Posted in Books, Mountains, pictures, Statistics with tags , , , , , , on September 18, 2020 by xi'an Andrew Fowlie, Will Handley and Liangliang Su have recently arXived a new paper on checking the convergence of nested sampling by a uniformity test. The argument goes as follows: if the draw from the prior under the likelihood restriction (at the core of the nested sampling principle) is correctly generated, the rank of the realised value of the associated likelihood should be uniformly distributed among the remaining likelihoods. Obviously, the opposite does not hold:  a perfectly uniform distribution can happen even when the sampler misses a particularly well-hidden mode of the target disstribution or when it systematically stops too early, using for instance a misspecified bound on the likelihood. One particular setting when uniformity fails is when the likelihood surface plateaus in a particular region of the parameter space. (As a French speaker, writing plateaus makes me cringe since the plural of plateau is plateaux! Pardon my French!) When reaching the plateau the algorithm starts accumulating at the limiting value (or else completely ignores the plateau and its prior mass). I actually wonder if the existence of plateaux is not a sufficient reason for invalidating nested sampling, at least in its original version, since it assumes a continuous distribution on the likelihood values… If no plateau comes to hinder the algorithm, the rank test could be used to calibrate the exploration algorithm as for instance in the determination of the number of MCMC steps, running in parallel T random walks until the rank test across these runs turns green. The authors of the paper suggest using a Kolmogorov-Smirnov test, which strikes me as not the most appropriate solution, given the discrete nature of the theoretical distribution and the existence of uniformity tests in the pseudo random generation literature. At a conceptual level, I am also wondering at the sequential use of the test (as opposed to a parallel version at each iteration) since the target distribution is changing at every step (and so does the approximate method used to reproduce the prior simulation under the likelihood restriction).

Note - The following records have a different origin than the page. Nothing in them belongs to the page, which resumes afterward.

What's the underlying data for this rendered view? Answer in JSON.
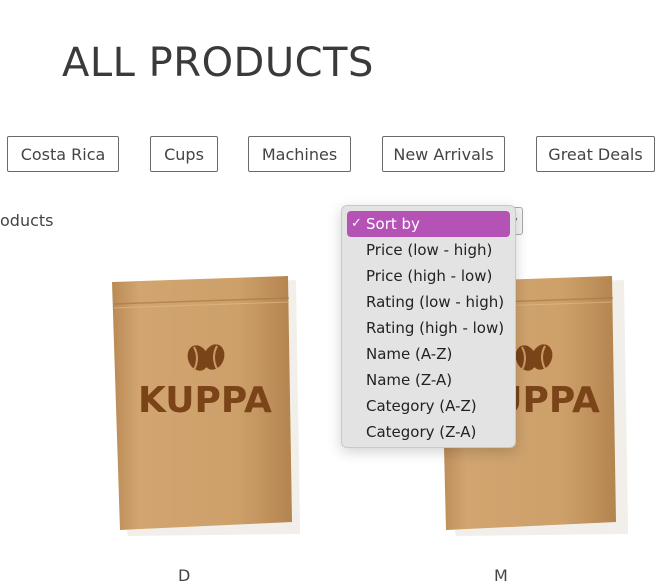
{
  "page": {
    "title": "ALL PRODUCTS"
  },
  "filters": [
    "Costa Rica",
    "Cups",
    "Machines",
    "New Arrivals",
    "Great Deals"
  ],
  "results": {
    "count_text_fragment": "oducts"
  },
  "sort": {
    "selected_index": 0,
    "checkmark": "✓",
    "options": [
      "Sort by",
      "Price (low - high)",
      "Price (high - low)",
      "Rating (low - high)",
      "Rating (high - low)",
      "Name (A-Z)",
      "Name (Z-A)",
      "Category (A-Z)",
      "Category (Z-A)"
    ]
  },
  "products": [
    {
      "brand": "KUPPA",
      "icon": "coffee-beans-icon"
    },
    {
      "brand": "KUPPA",
      "icon": "coffee-beans-icon"
    }
  ],
  "colors": {
    "bag": "#c99a64",
    "bag_text": "#7a4418",
    "dropdown_highlight": "#b552b5"
  }
}
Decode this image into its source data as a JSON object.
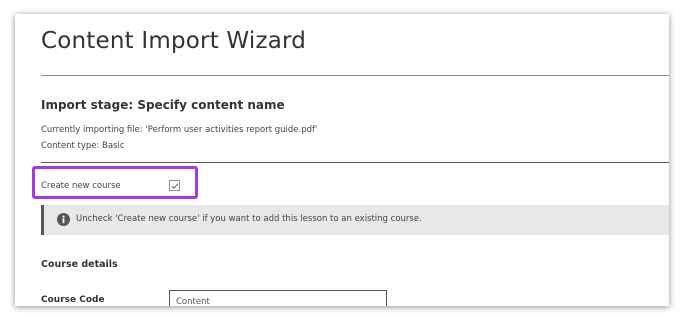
{
  "page": {
    "title": "Content Import Wizard"
  },
  "stage": {
    "heading": "Import stage: Specify content name",
    "file_line": "Currently importing file: 'Perform user activities report guide.pdf'",
    "type_line": "Content type: Basic"
  },
  "create_course": {
    "label": "Create new course",
    "checked": true
  },
  "info": {
    "icon": "info-icon",
    "text": "Uncheck 'Create new course' if you want to add this lesson to an existing course."
  },
  "course_details": {
    "heading": "Course details",
    "code_label": "Course Code",
    "code_value": "Content"
  },
  "colors": {
    "highlight": "#a23be6",
    "info_bar": "#e8e8e8",
    "text": "#333333"
  }
}
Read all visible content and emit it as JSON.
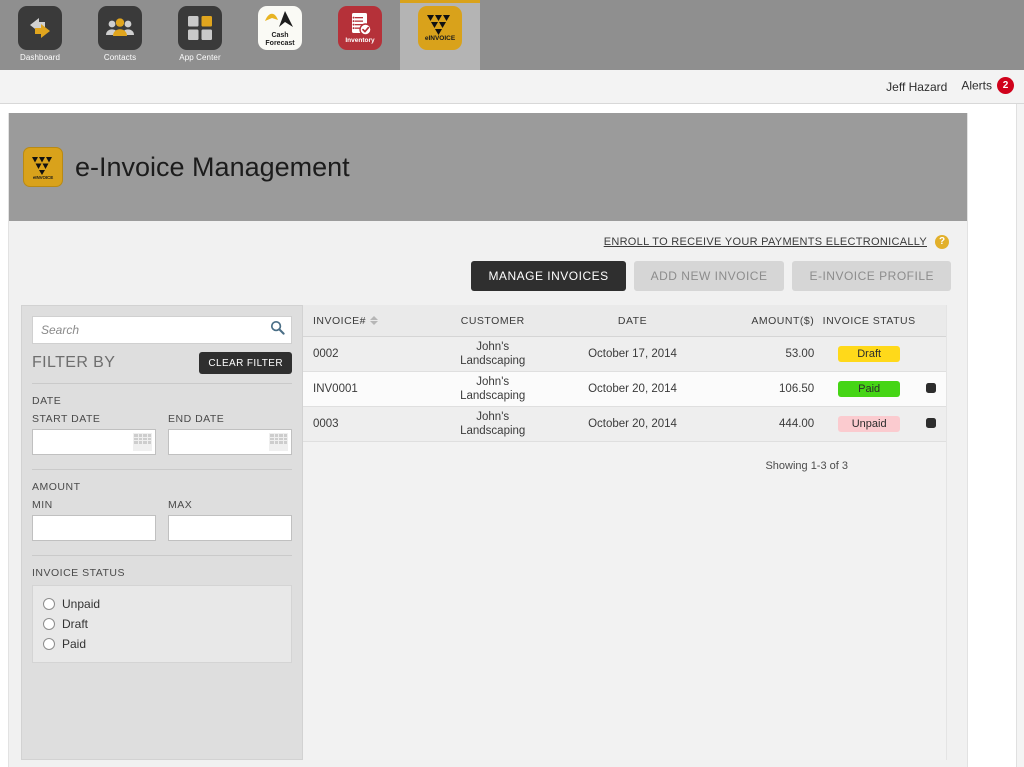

## a new rule for adaptive importance sampling

Posted in Books, Statistics with tags , , , , , , , , , on March 5, 2019 by xi'an

Art Owen and Yi Zhou have arXived a short paper on the combination of importance sampling estimators. Which connects somehow with the talk about multiple estimators I gave at ESM last year in Helsinki. And our earlier AMIS combination. The paper however makes two important assumptions to reach optimal weighting, which is inversely proportional to the variance:

1. the estimators are uncorrelated if dependent;
2. the variance of the k-th estimator is of order a (negative) power of k.

The later is puzzling when considering a series of estimators, in that k appears to act as a sample size (as in AMIS), the power is usually unknown but also there is no reason for the power to be the same for all estimators. The authors propose to use ½ as the default, both because this is the standard Monte Carlo rate and because the loss in variance is then minimal, being 12% larger.

As an aside, Art Owen also wrote an invited discussion “the unreasonable effectiveness of Monte Carlo” of ” Probabilistic Integration: A Role in Statistical Computation?” by François-Xavier Briol, Chris  Oates, Mark Girolami (Warwick), Michael Osborne and Deni Sejdinovic, to appear in Statistical Science, discussion that contains a wealth of smart and enlightening remarks. Like the analogy between pseudo-random number generators [which work unreasonably well!] vs true random numbers and Bayesian numerical integration versus non-random functions. Or the role of advanced bootstrapping when assessing the variability of Monte Carlo estimates (citing a paper of his from 1992). Also pointing out at an intriguing MCMC paper by  Michael Lavine and Jim Hodges to appear in The American Statistician.